Your VO2 max usually decreases as you become older. There’s a lot you can do to keep your VO2 max at the best level possible for your age and fitness goals. Even infrequent strenuous exercises can help raise VO2 max levels, according to a 2016 study.
Here are a few recommendations:
- High-intensity interval training should be done. This entails performing several minutes of intensive cardiovascular workouts, such as stationary cycling, then reducing the intensity for a few minutes before increasing it again.
- In a single session, switch ups your aerobic activities. Begin with cycling, followed by swimming, jogging, and so on. Between each task, take a break.
With the help of our vo2 max calculator, you can know your maximum aerobic capacity value. Because it literally informs you how well your body uses oxygen, VO2 max is a suitable standard for determining your aerobic fitness levels. If you’re a cardio-loving athlete, VO2 max should be one of your go-to metrics for assessing your fitness and tracking your development. As you get older, your VO2 max is also a good predictor of your quality of life. It’s important to keep track of your VO2 max score in order to stay healthy for the rest of your life.
What Does Vo2 Max Mean?
We know the greatest quantity of oxygen your body can use during exercise as your VO2 max. Before, during, and after a training cycle, VO2 max is frequently used to assess an athlete’s cardiovascular fitness or aerobic endurance. It is not the same as heart rate; however, the two can be linked. It’s maybe a more accurate approach of determining fitness because it reveals the body’s efficiency in greater detail. We calculate it in milliliters of oxygen consumed per kilogram of body weight each minute.
What are the benefits of increasing your VO2 max?

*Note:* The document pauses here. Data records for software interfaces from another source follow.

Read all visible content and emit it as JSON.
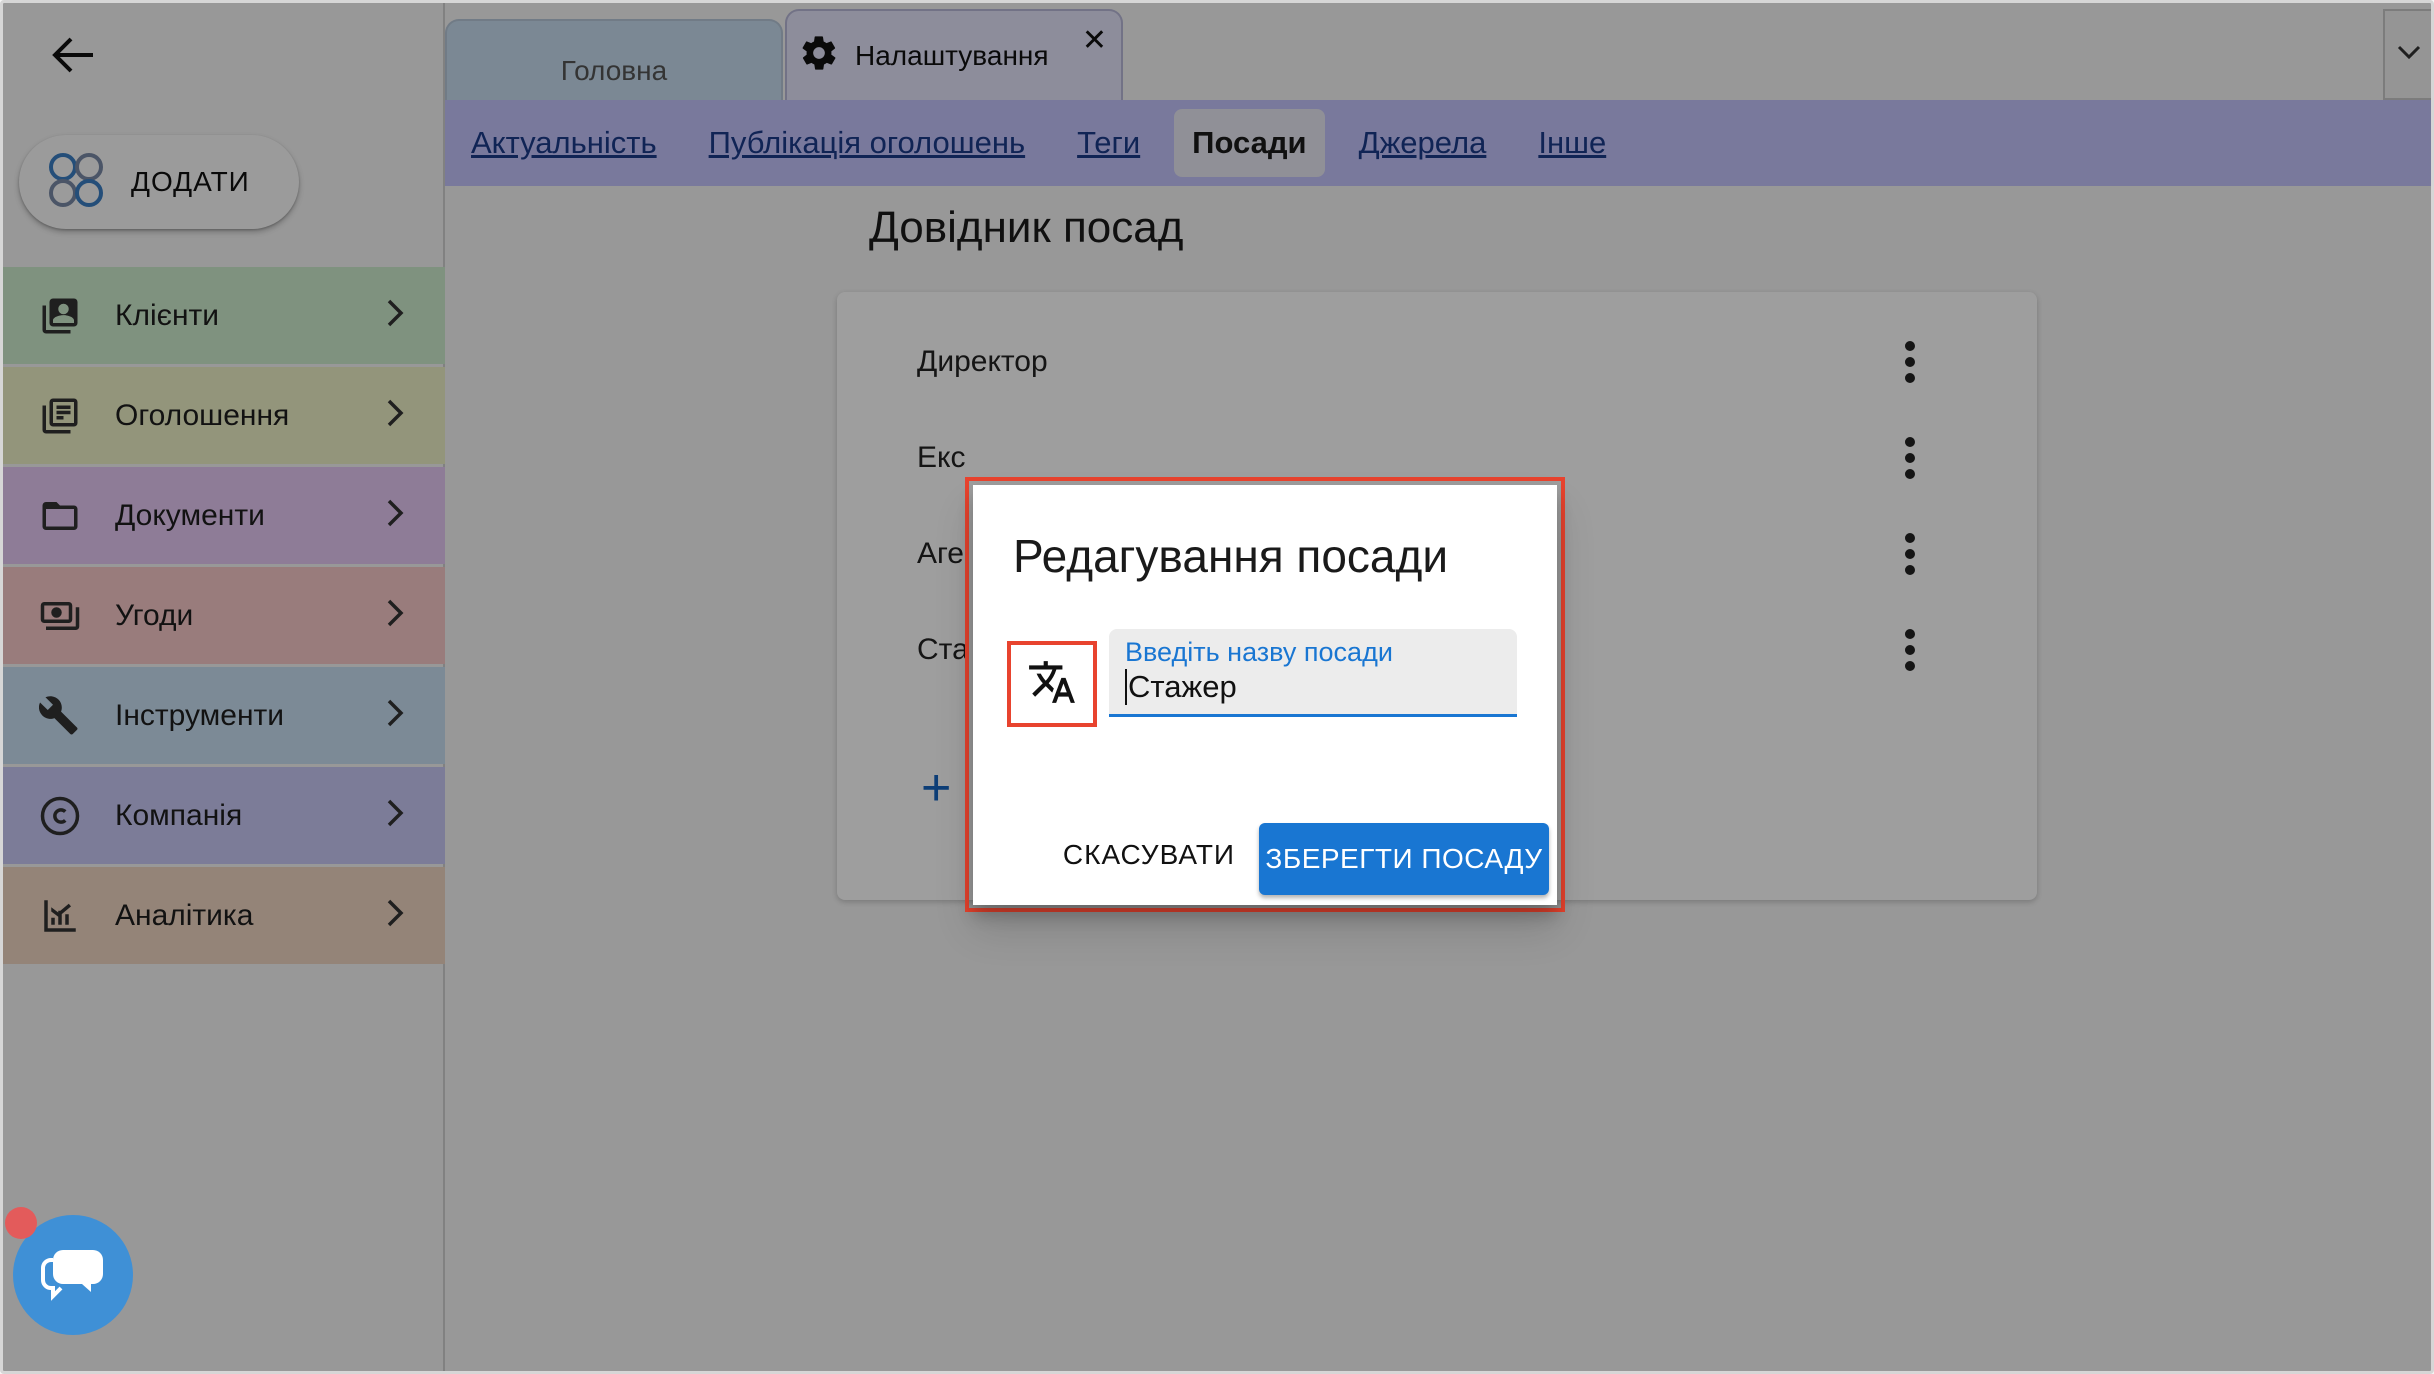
{
  "sidebar": {
    "back_icon": "arrow-left-icon",
    "add_label": "ДОДАТИ",
    "items": [
      {
        "label": "Клієнти",
        "icon": "contacts-icon",
        "color": "#cdeccd"
      },
      {
        "label": "Оголошення",
        "icon": "listings-icon",
        "color": "#eef0c7"
      },
      {
        "label": "Документи",
        "icon": "folder-icon",
        "color": "#e6c8f4"
      },
      {
        "label": "Угоди",
        "icon": "money-icon",
        "color": "#f7c9c9"
      },
      {
        "label": "Інструменти",
        "icon": "tools-icon",
        "color": "#c8dff3"
      },
      {
        "label": "Компанія",
        "icon": "copyright-icon",
        "color": "#c9c9f6"
      },
      {
        "label": "Аналітика",
        "icon": "analytics-icon",
        "color": "#efd5c2"
      }
    ]
  },
  "tabs": {
    "home": "Головна",
    "settings": "Налаштування",
    "close": "✕"
  },
  "subnav": [
    {
      "label": "Актуальність",
      "active": false
    },
    {
      "label": "Публікація оголошень",
      "active": false
    },
    {
      "label": "Теги",
      "active": false
    },
    {
      "label": "Посади",
      "active": true
    },
    {
      "label": "Джерела",
      "active": false
    },
    {
      "label": "Інше",
      "active": false
    }
  ],
  "main": {
    "title": "Довідник посад",
    "rows": [
      "Директор",
      "Екс",
      "Аге",
      "Ста"
    ],
    "add": "+"
  },
  "dialog": {
    "title": "Редагування посади",
    "field_label": "Введіть назву посади",
    "field_value": "Стажер",
    "cancel": "СКАСУВАТИ",
    "save": "ЗБЕРЕГТИ ПОСАДУ"
  },
  "colors": {
    "accent": "#1976d2",
    "highlight": "#e8432e",
    "subnav_bg": "#c3c3fc"
  }
}
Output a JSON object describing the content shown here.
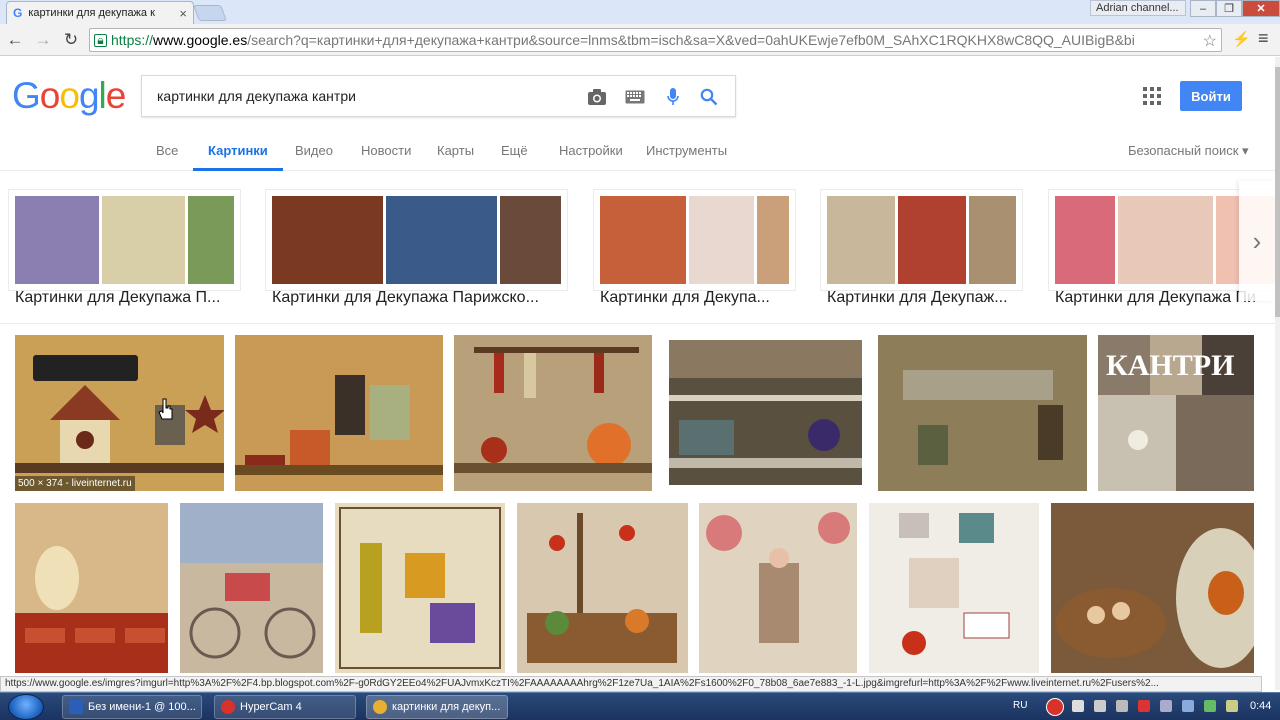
{
  "browser": {
    "tab_title": "картинки для декупажа к",
    "tab_favicon": "G",
    "tab_close": "×",
    "window_owner": "Adrian channel...",
    "url": {
      "scheme": "https://",
      "host": "www.google.es",
      "path": "/search?q=картинки+для+декупажа+кантри&source=lnms&tbm=isch&sa=X&ved=0ahUKEwje7efb0M_SAhXC1RQKHX8wC8QQ_AUIBigB&bi"
    },
    "status_url": "https://www.google.es/imgres?imgurl=http%3A%2F%2F4.bp.blogspot.com%2F-g0RdGY2EEo4%2FUAJvmxKczTI%2FAAAAAAAAhrg%2F1ze7Ua_1AIA%2Fs1600%2F0_78b08_6ae7e883_-1-L.jpg&imgrefurl=http%3A%2F%2Fwww.liveinternet.ru%2Fusers%2..."
  },
  "google": {
    "logo_letters": [
      "G",
      "o",
      "o",
      "g",
      "l",
      "e"
    ],
    "logo_colors": [
      "#4285f4",
      "#ea4335",
      "#fbbc05",
      "#4285f4",
      "#34a853",
      "#ea4335"
    ],
    "query": "картинки для декупажа кантри",
    "login_label": "Войти",
    "tabs": [
      "Все",
      "Картинки",
      "Видео",
      "Новости",
      "Карты",
      "Ещё",
      "Настройки",
      "Инструменты"
    ],
    "active_tab": "Картинки",
    "safe_search": "Безопасный поиск ▾"
  },
  "related": [
    {
      "label": "Картинки для Декупажа П...",
      "colors": [
        "#8a7fb0",
        "#d8cfa8",
        "#7a9a5a"
      ]
    },
    {
      "label": "Картинки для Декупажа Парижско...",
      "colors": [
        "#7a3a22",
        "#3a5a8a",
        "#6a4a3a"
      ]
    },
    {
      "label": "Картинки для Декупа...",
      "colors": [
        "#c5603a",
        "#e8d8d0",
        "#c9a07a"
      ]
    },
    {
      "label": "Картинки для Декупаж...",
      "colors": [
        "#c8b79a",
        "#b04030",
        "#a89070"
      ]
    },
    {
      "label": "Картинки для Декупажа Пи",
      "colors": [
        "#d86a7a",
        "#e8c8b8",
        "#f0c0b0"
      ]
    }
  ],
  "results": [
    {
      "caption": "500 × 374 - liveinternet.ru",
      "color": "#c9a055"
    },
    {
      "caption": "",
      "color": "#c99a55"
    },
    {
      "caption": "",
      "color": "#b8a07a"
    },
    {
      "caption": "",
      "color": "#5a5040"
    },
    {
      "caption": "",
      "color": "#7a6a45"
    },
    {
      "caption": "",
      "color": "#6a5a4a"
    },
    {
      "caption": "",
      "color": "#d8b888"
    },
    {
      "caption": "",
      "color": "#c9b8a0"
    },
    {
      "caption": "",
      "color": "#e8dcc0"
    },
    {
      "caption": "",
      "color": "#d8c8b0"
    },
    {
      "caption": "",
      "color": "#e0d4c0"
    },
    {
      "caption": "",
      "color": "#f0ece6"
    },
    {
      "caption": "",
      "color": "#7a5a3a"
    }
  ],
  "taskbar": {
    "items": [
      {
        "label": "Без имени-1 @ 100...",
        "icon_color": "#2a5fb8"
      },
      {
        "label": "HyperCam 4",
        "icon_color": "#d9322b"
      },
      {
        "label": "картинки для декуп...",
        "icon_color": "#e8b030"
      }
    ],
    "language": "RU",
    "time": "0:44"
  }
}
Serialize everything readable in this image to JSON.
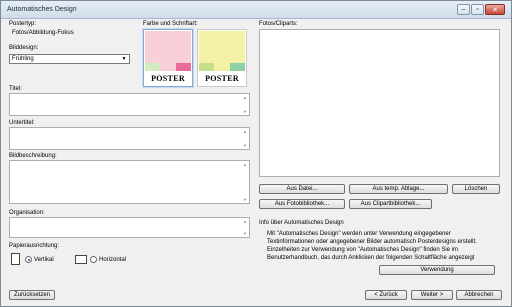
{
  "window": {
    "title": "Automatisches Design"
  },
  "fields": {
    "postertyp_label": "Postertyp:",
    "postertyp_value": "Fotos/Abbildung-Fokus",
    "bilddesign_label": "Bilddesign:",
    "bilddesign_value": "Frühling",
    "farbe_label": "Farbe und Schriftart:",
    "fotos_label": "Fotos/Cliparts:",
    "titel_label": "Titel:",
    "untertitel_label": "Untertitel:",
    "bildbeschreibung_label": "Bildbeschreibung:",
    "organisation_label": "Organisation:",
    "papier_label": "Papierausrichtung:",
    "vertikal_label": "Vertikal",
    "horizontal_label": "Horizontal",
    "orientation_selected": "Vertikal"
  },
  "designs": [
    {
      "caption": "POSTER",
      "top_color": "#f9cfd8",
      "strip": [
        "#d2ecc1",
        "#f9cfd8",
        "#e86b9a"
      ],
      "selected": true
    },
    {
      "caption": "POSTER",
      "top_color": "#f3f1a6",
      "strip": [
        "#c6e08a",
        "#f3f1a6",
        "#8fd1a7"
      ],
      "selected": false
    }
  ],
  "buttons": {
    "aus_datei": "Aus Datei...",
    "aus_temp_ablage": "Aus temp. Ablage...",
    "loeschen": "Löschen",
    "aus_fotobibliothek": "Aus Fotobibliothek...",
    "aus_clipartbibliothek": "Aus Clipartbibliothek...",
    "verwendung": "Verwendung",
    "zuruecksetzen": "Zurücksetzen",
    "zurueck": "< Zurück",
    "weiter": "Weiter >",
    "abbrechen": "Abbrechen"
  },
  "info": {
    "heading": "Info über Automatisches Design",
    "lines": [
      "Mit \"Automatisches Design\" werden unter Verwendung eingegebener",
      "Textinformationen oder angegebener Bilder automatisch Posterdesigns erstellt.",
      "Einzelheiten zur Verwendung von \"Automatisches Design\" finden Sie im",
      "Benutzerhandbuch, das durch Anklicken der folgenden Schaltfläche angezeigt"
    ]
  },
  "icons": {
    "dropdown": "chevron-down-icon",
    "scroll_up": "scroll-up-icon",
    "scroll_down": "scroll-down-icon",
    "portrait": "portrait-page-icon",
    "landscape": "landscape-page-icon"
  }
}
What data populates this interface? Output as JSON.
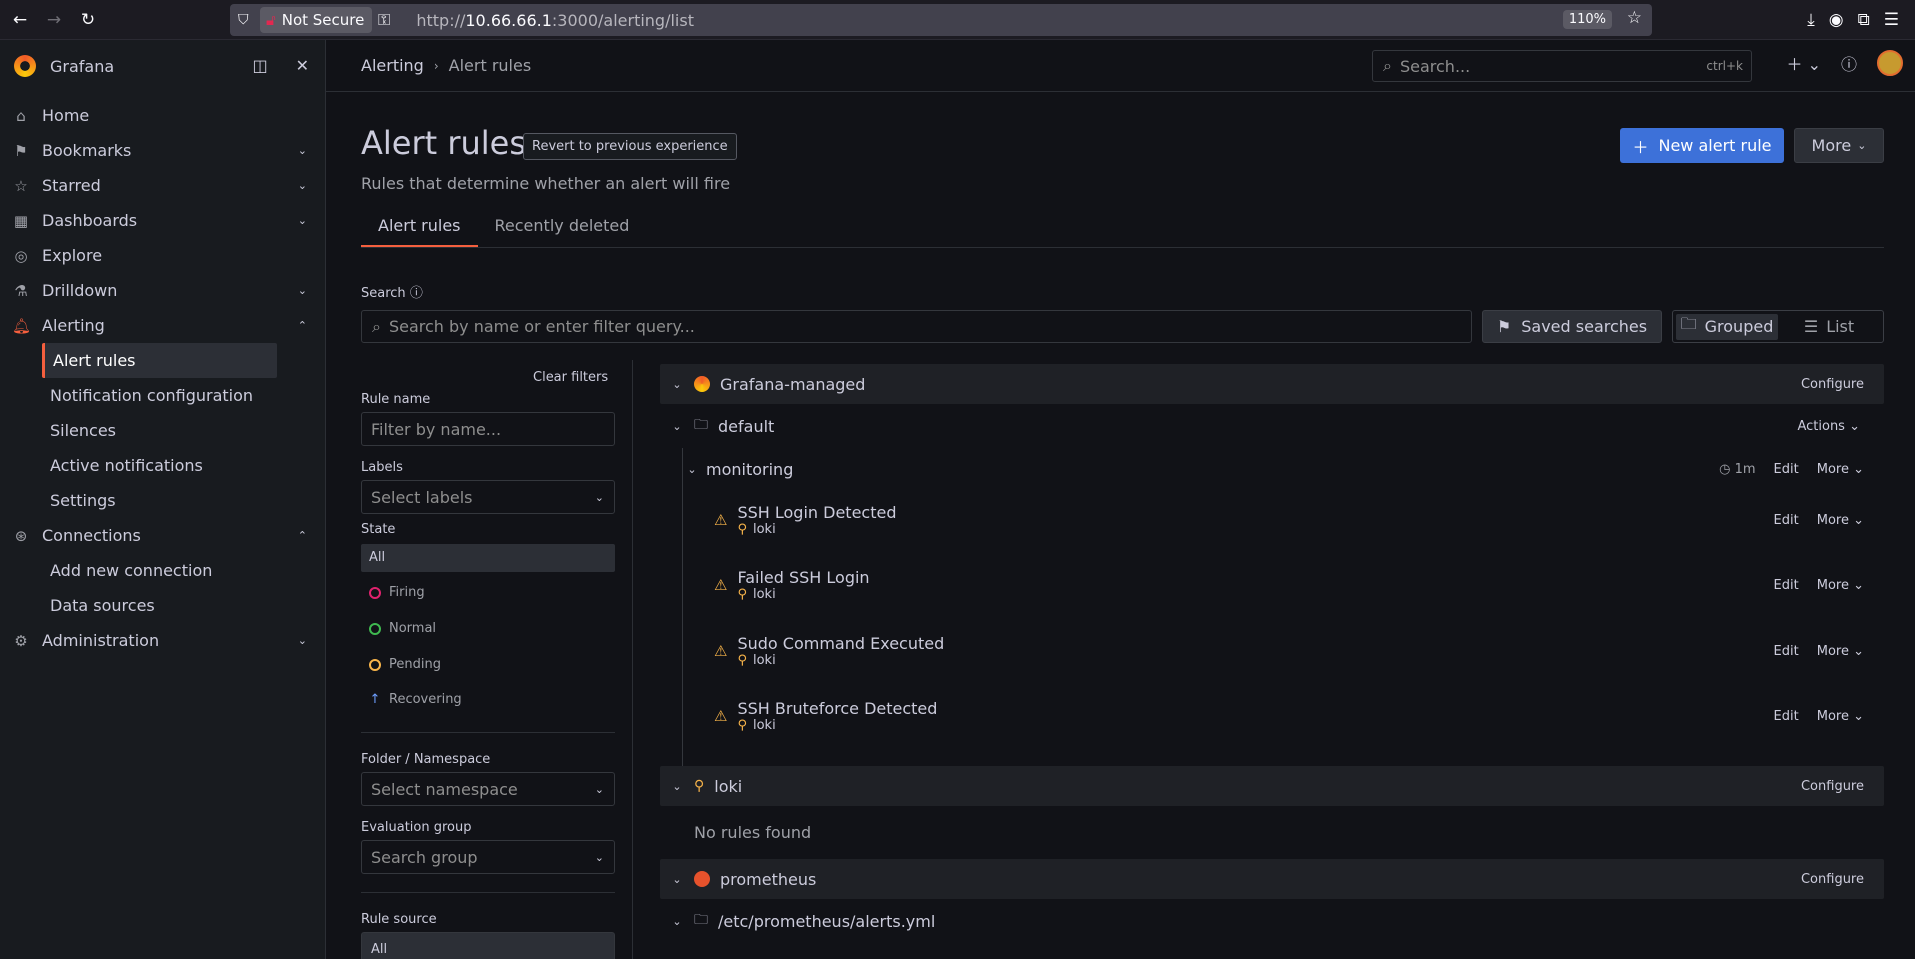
{
  "browser": {
    "security_label": "Not Secure",
    "url_prefix": "http://",
    "url_host": "10.66.66.1",
    "url_path": ":3000/alerting/list",
    "zoom": "110%"
  },
  "sidebar": {
    "brand": "Grafana",
    "items": [
      {
        "label": "Home",
        "icon": "home-icon"
      },
      {
        "label": "Bookmarks",
        "icon": "bookmark-icon"
      },
      {
        "label": "Starred",
        "icon": "star-icon"
      },
      {
        "label": "Dashboards",
        "icon": "apps-icon"
      },
      {
        "label": "Explore",
        "icon": "compass-icon"
      },
      {
        "label": "Drilldown",
        "icon": "drilldown-icon"
      },
      {
        "label": "Alerting",
        "icon": "bell-icon"
      },
      {
        "label": "Connections",
        "icon": "connections-icon"
      },
      {
        "label": "Administration",
        "icon": "cog-icon"
      }
    ],
    "alerting_sub": [
      "Alert rules",
      "Notification configuration",
      "Silences",
      "Active notifications",
      "Settings"
    ],
    "connections_sub": [
      "Add new connection",
      "Data sources"
    ]
  },
  "topbar": {
    "breadcrumb": [
      "Alerting",
      "Alert rules"
    ],
    "search_placeholder": "Search...",
    "search_shortcut": "ctrl+k"
  },
  "page": {
    "title": "Alert rules",
    "revert_label": "Revert to previous experience",
    "subtitle": "Rules that determine whether an alert will fire",
    "new_rule_label": "New alert rule",
    "more_label": "More",
    "tabs": [
      "Alert rules",
      "Recently deleted"
    ],
    "search_label": "Search",
    "search_placeholder": "Search by name or enter filter query...",
    "saved_searches_label": "Saved searches",
    "view_grouped": "Grouped",
    "view_list": "List"
  },
  "filters": {
    "clear_label": "Clear filters",
    "rule_name_label": "Rule name",
    "rule_name_placeholder": "Filter by name...",
    "labels_label": "Labels",
    "labels_placeholder": "Select labels",
    "state_label": "State",
    "states": [
      "All",
      "Firing",
      "Normal",
      "Pending",
      "Recovering"
    ],
    "folder_label": "Folder / Namespace",
    "folder_placeholder": "Select namespace",
    "group_label": "Evaluation group",
    "group_placeholder": "Search group",
    "source_label": "Rule source",
    "source_value": "All"
  },
  "rules": {
    "grafana_managed": "Grafana-managed",
    "configure_label": "Configure",
    "folder": "default",
    "actions_label": "Actions",
    "group": "monitoring",
    "group_interval": "1m",
    "edit_label": "Edit",
    "more_label": "More",
    "items": [
      {
        "title": "SSH Login Detected",
        "source": "loki"
      },
      {
        "title": "Failed SSH Login",
        "source": "loki"
      },
      {
        "title": "Sudo Command Executed",
        "source": "loki"
      },
      {
        "title": "SSH Bruteforce Detected",
        "source": "loki"
      }
    ],
    "loki_name": "loki",
    "no_rules": "No rules found",
    "prometheus_name": "prometheus",
    "prometheus_folder": "/etc/prometheus/alerts.yml"
  },
  "colors": {
    "accent": "#f55f3e",
    "primary": "#3d71d9",
    "warning": "#f8b44a",
    "firing": "#e0226e",
    "normal": "#1a7f4b",
    "pending": "#f8b44a"
  }
}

The answer to this question appears to be rather straightforward, based on research into the benefits of VO2 max: it will help you live longer. Increasing your VO2 max can increase the delivery and usage of oxygen by your body, keeping your health and physical fitness well into your later years, according to a 2018 study published in Frontiers in Bioscience. Other daily advantages that you may notice within days or weeks of enhancing your VO2 max include:
1. Becoming less weary or winded when engaging in activities such as stair climbing
2. Lowering your anxiety levels
3. Strengthening your immune system and reducing the number of times you become ill
What is the mechanism of the Vo2 max test?
We require two steps to calculate the results. First, we calculated the VO2 max as 85.95–(3.079 * [2.4km Run Time in minutes]), a Burger et al. (1990)  formula with a standard error of 2.24-2.91 ml/kg/min.
Second, the following formula is used to forecast your timings for 5km and 10km runs: T = To * ((D/2.4)1.06), where To is your 2.4km time, D is the distance for which you want to predict a time, and T is the predicted time for D. Pete Riegel proposed this technique in 1997, and Owen Anderson published it in Runner’s World. When the distance between two points doubles, a person’s speed decreases by approximately 6%.